Segment Start: Data to process

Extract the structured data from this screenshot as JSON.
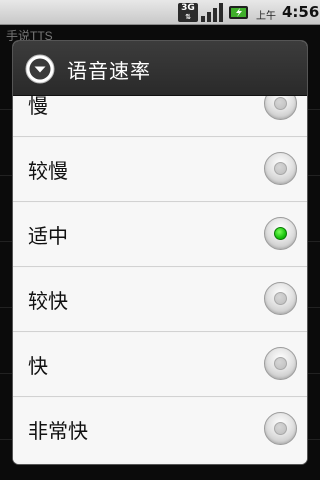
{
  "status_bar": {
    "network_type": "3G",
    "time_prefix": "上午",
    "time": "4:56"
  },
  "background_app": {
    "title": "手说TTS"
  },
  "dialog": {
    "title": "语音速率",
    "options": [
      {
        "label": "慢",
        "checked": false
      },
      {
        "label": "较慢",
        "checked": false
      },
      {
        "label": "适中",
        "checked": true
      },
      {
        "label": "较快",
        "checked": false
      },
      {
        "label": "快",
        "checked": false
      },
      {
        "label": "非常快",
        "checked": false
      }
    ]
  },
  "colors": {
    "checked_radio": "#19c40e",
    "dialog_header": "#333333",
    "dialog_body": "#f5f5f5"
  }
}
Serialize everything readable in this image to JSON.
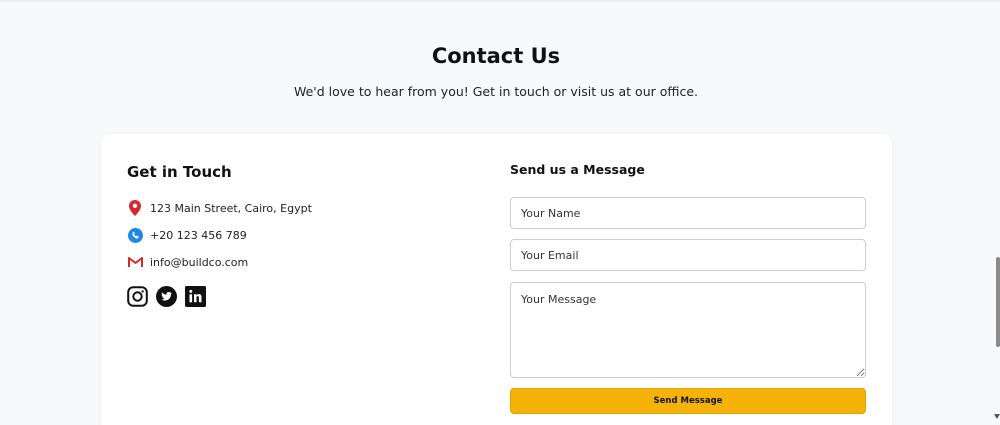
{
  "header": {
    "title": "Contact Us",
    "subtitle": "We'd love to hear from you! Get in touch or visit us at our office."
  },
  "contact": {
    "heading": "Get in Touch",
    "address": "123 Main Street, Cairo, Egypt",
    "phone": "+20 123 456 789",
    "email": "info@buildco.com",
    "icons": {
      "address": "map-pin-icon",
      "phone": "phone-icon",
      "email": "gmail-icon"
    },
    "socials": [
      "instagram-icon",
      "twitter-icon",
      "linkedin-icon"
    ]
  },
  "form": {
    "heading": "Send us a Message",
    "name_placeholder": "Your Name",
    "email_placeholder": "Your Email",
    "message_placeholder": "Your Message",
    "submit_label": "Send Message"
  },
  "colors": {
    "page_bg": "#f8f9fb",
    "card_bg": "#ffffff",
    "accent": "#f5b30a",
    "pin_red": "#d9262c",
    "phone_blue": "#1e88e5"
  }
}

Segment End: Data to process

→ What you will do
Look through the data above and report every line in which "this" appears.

→ Response
Extract the structured data from this screenshot as JSON.
Serialize everything readable in this image to JSON.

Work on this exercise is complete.